Yet, a decade later, the outsourcing of government functions has accelerated, driven by the Bush administration's ideological preference for markets and, paradoxically, by the increasing demand for US government services - namely military, foreign aid and nation-building activities. Harvard's contracting coup was unusual at the time, to hear procurement officers tell it. But it pales in comparison with some of the huge, non-competitive awards, justified on national security grounds, granted for work in Iraq. Defence companies linked to senior members of the administration's inner circles have been the beneficiaries of some of these awards. To make matters worse, “private” contractors not only implement policy but, occasionally, make crucial government decisions seconded or checked only by bureaucrats with connections to the contractors. And, much as in the Harvard case, this makes it difficult to pin down roles and responsibilities.
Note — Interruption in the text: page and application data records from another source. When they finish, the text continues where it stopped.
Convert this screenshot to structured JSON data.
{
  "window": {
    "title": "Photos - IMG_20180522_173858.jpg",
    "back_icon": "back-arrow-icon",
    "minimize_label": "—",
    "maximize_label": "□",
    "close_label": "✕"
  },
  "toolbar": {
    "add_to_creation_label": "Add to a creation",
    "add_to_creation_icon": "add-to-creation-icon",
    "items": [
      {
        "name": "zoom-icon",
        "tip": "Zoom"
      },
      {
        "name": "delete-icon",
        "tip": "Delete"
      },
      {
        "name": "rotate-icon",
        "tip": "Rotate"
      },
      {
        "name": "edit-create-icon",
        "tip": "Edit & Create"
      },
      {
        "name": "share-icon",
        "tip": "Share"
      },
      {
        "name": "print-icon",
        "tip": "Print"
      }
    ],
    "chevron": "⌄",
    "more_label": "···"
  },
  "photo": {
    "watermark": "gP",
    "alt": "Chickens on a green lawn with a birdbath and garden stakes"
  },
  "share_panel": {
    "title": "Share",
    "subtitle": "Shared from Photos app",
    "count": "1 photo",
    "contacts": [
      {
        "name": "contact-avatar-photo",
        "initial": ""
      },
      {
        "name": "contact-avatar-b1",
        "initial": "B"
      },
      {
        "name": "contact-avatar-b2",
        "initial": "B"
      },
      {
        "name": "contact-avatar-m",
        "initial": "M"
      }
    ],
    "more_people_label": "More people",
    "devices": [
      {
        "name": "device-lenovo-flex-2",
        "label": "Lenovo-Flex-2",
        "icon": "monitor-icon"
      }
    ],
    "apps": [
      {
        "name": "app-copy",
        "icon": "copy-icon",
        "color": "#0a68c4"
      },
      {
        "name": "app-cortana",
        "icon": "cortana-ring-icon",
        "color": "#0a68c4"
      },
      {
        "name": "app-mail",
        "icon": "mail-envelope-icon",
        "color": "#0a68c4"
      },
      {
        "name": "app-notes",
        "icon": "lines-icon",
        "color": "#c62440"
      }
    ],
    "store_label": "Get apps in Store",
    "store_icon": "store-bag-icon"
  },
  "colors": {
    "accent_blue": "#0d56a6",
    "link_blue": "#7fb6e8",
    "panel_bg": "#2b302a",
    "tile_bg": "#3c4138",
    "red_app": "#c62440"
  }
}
It is sometimes impossible to determine who speaks on behalf of the state, or is even responsible to it.
Officials with the Government Accountability Office, the congressional body charged with auditing public expenditure including on homeland security and anti-terrorism measures, recently told me they had been directed on occasion to contractors rather than government officials. As became all too clear with the interrogator-contractors involved in the Iraqi prisoner abuse scandal, when roles are ambiguous accountability is elusive. As long as the US continues to contract out critical government functions to small coteries, America's interests, along with its moral standing, will be repeatedly undercut by private considerations.